Type help and then <RETURN> to see a listing of shell commands and options. Browse at least the paragraphs at the end of the help emission for the gist of how variables and command arguments are entered into the HBase shell; in particular note how table names, rows, and columns, etc., must be quoted.
Create a table named
test with a single column family named
Verify its creation by listing all tables and then insert some
hbase(main):003:0> create 'test', 'cf' 0 row(s) in 1.2200 seconds hbase(main):003:0> list 'test' .. 1 row(s) in 0.0550 seconds hbase(main):004:0> put 'test', 'row1', 'cf:a', 'value1' 0 row(s) in 0.0560 seconds hbase(main):005:0> put 'test', 'row2', 'cf:b', 'value2' 0 row(s) in 0.0370 seconds hbase(main):006:0> put 'test', 'row3', 'cf:c', 'value3' 0 row(s) in 0.0450 seconds
Above we inserted 3 values, one at a time. The first insert is at
cf:a with a value of
value1. Columns in HBase are comprised of a column family prefix --
cf in this example -- followed by a colon and then a
column qualifier suffix (
a in this case).
Verify the data insert by running a scan of the table as follows
hbase(main):007:0> scan 'test' ROW COLUMN+CELL row1 column=cf:a, timestamp=1288380727188, value=value1 row2 column=cf:b, timestamp=1288380738440, value=value2 row3 column=cf:c, timestamp=1288380747365, value=value3 3 row(s) in 0.0590 seconds

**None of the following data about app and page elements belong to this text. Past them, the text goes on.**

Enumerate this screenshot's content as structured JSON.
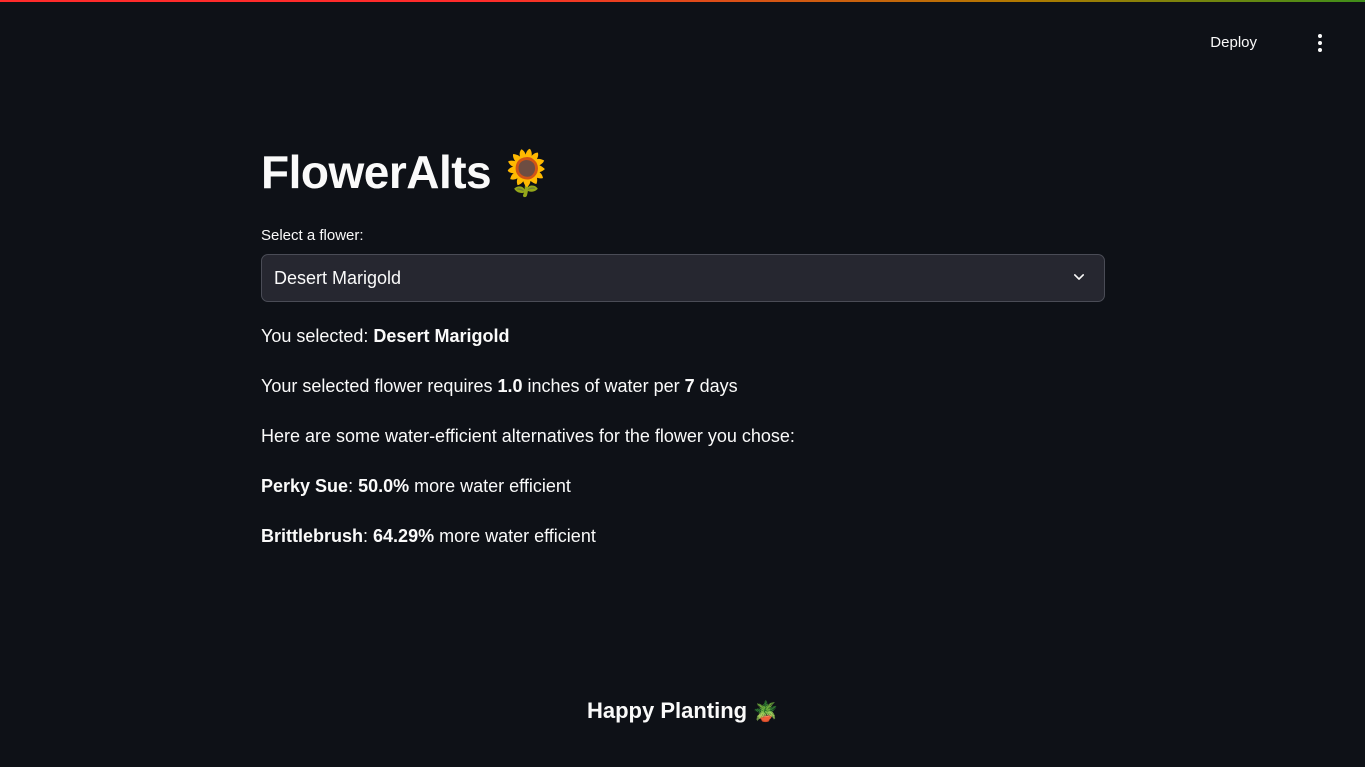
{
  "header": {
    "deploy_label": "Deploy",
    "menu_icon": "vertical-ellipsis-icon"
  },
  "main": {
    "title": "FlowerAlts",
    "title_emoji": "🌻",
    "select": {
      "label": "Select a flower:",
      "value": "Desert Marigold",
      "icon": "chevron-down-icon"
    },
    "selected_prefix": "You selected: ",
    "selected_value": "Desert Marigold",
    "water_prefix": "Your selected flower requires ",
    "water_amount": "1.0",
    "water_middle": " inches of water per ",
    "water_days": "7",
    "water_suffix": " days",
    "alternatives_intro": "Here are some water-efficient alternatives for the flower you chose:",
    "alternatives": [
      {
        "name": "Perky Sue",
        "sep": ": ",
        "percent": "50.0%",
        "suffix": " more water efficient"
      },
      {
        "name": "Brittlebrush",
        "sep": ": ",
        "percent": "64.29%",
        "suffix": " more water efficient"
      }
    ]
  },
  "footer": {
    "text": "Happy Planting",
    "emoji": "🪴"
  },
  "colors": {
    "background": "#0e1117",
    "text": "#fafafa",
    "select_bg": "#262730",
    "accent_red": "#ff2b2b"
  }
}
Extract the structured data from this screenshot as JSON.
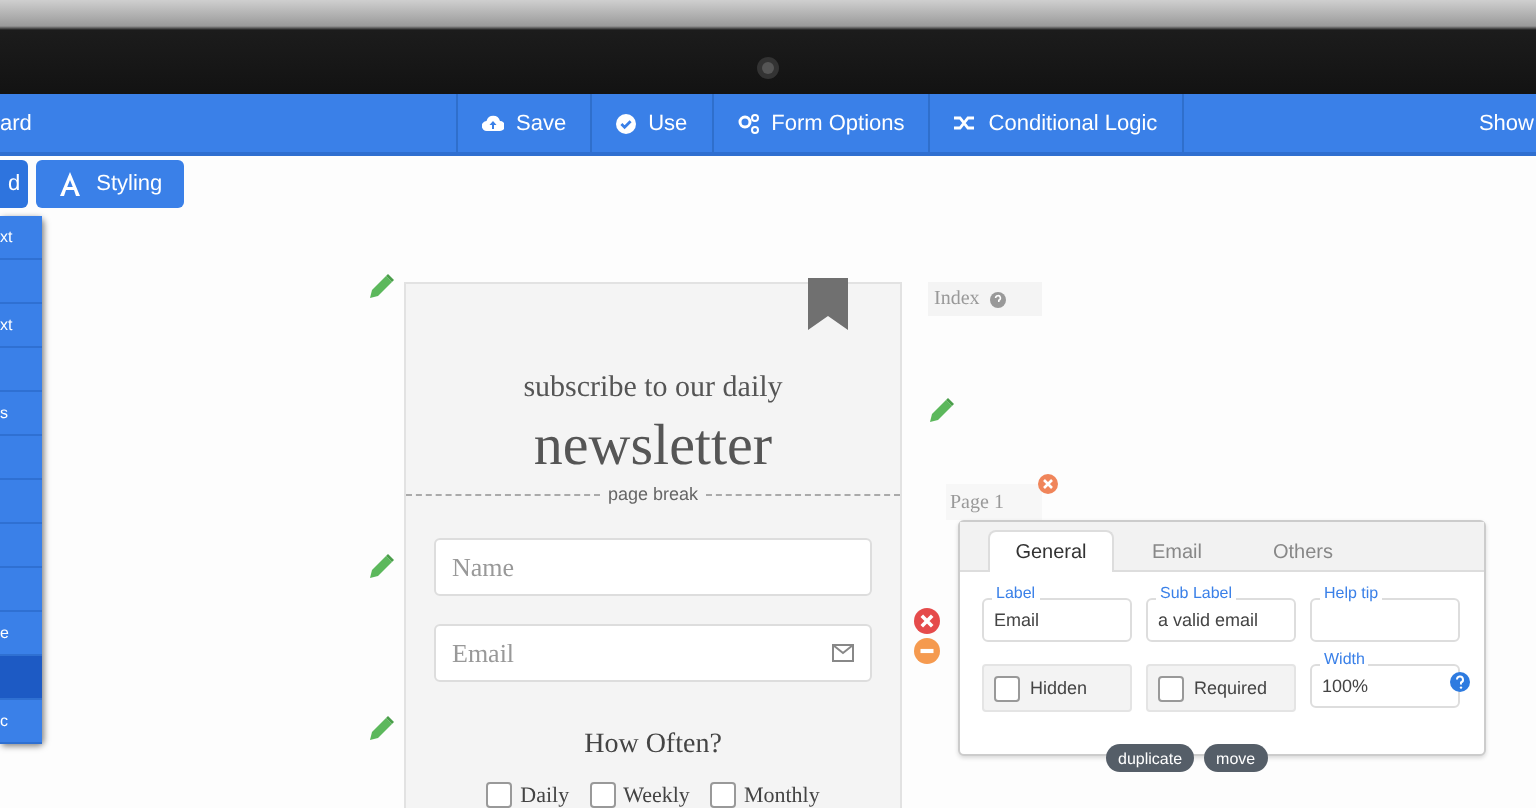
{
  "toolbar": {
    "left_label": "ard",
    "actions": [
      {
        "label": "Save"
      },
      {
        "label": "Use"
      },
      {
        "label": "Form Options"
      },
      {
        "label": "Conditional Logic"
      }
    ],
    "right_label": "Show"
  },
  "mode_buttons": [
    {
      "label": "d"
    },
    {
      "label": "Styling"
    }
  ],
  "sidebar": {
    "items": [
      {
        "label": "xt",
        "selected": false
      },
      {
        "selected": false
      },
      {
        "label": "xt",
        "selected": false
      },
      {
        "selected": false
      },
      {
        "label": "s",
        "selected": false
      },
      {
        "selected": false
      },
      {
        "selected": false
      },
      {
        "selected": false
      },
      {
        "selected": false
      },
      {
        "label": "e",
        "selected": false
      },
      {
        "selected": true
      },
      {
        "label": "c",
        "selected": false
      }
    ]
  },
  "form": {
    "subtitle": "subscribe to our daily",
    "title": "newsletter",
    "page_break": "page break",
    "fields": [
      {
        "placeholder": "Name"
      },
      {
        "placeholder": "Email"
      }
    ],
    "question": "How Often?",
    "options": [
      {
        "label": "Daily",
        "checked": false
      },
      {
        "label": "Weekly",
        "checked": false
      },
      {
        "label": "Monthly",
        "checked": false
      }
    ]
  },
  "index_label": "Index",
  "page_label": "Page 1",
  "properties": {
    "tabs": [
      {
        "label": "General",
        "selected": true
      },
      {
        "label": "Email",
        "selected": false
      },
      {
        "label": "Others",
        "selected": false
      }
    ],
    "fields": [
      {
        "label": "Label",
        "value": "Email"
      },
      {
        "label": "Sub Label",
        "value": "a valid email"
      },
      {
        "label": "Help tip"
      },
      {
        "label": "Width",
        "value": "100%"
      }
    ],
    "checkboxes": [
      {
        "label": "Hidden",
        "checked": false
      },
      {
        "label": "Required",
        "checked": false
      }
    ],
    "actions": [
      "duplicate",
      "move"
    ]
  }
}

Get a single row
hbase(main):008:0> get 'test', 'row1' COLUMN CELL cf:a timestamp=1288380727188, value=value1 1 row(s) in 0.0400 seconds
Now, disable and drop your table. This will clean up all done above.
hbase(main):012:0> disable 'test' 0 row(s) in 1.0930 seconds hbase(main):013:0> drop 'test' 0 row(s) in 0.0770 seconds
Exit the shell by typing exit.
Stop your hbase instance by running the stop script.
$ ./bin/stop-hbase.sh stopping hbase...............
The above described standalone setup is good for testing and experiments only. In the next chapter, Chapter 2, Apache HBase Configuration, we'll go into depth on the different HBase run modes, system requirements running HBase, and critical configurations setting up a distributed HBase deploy.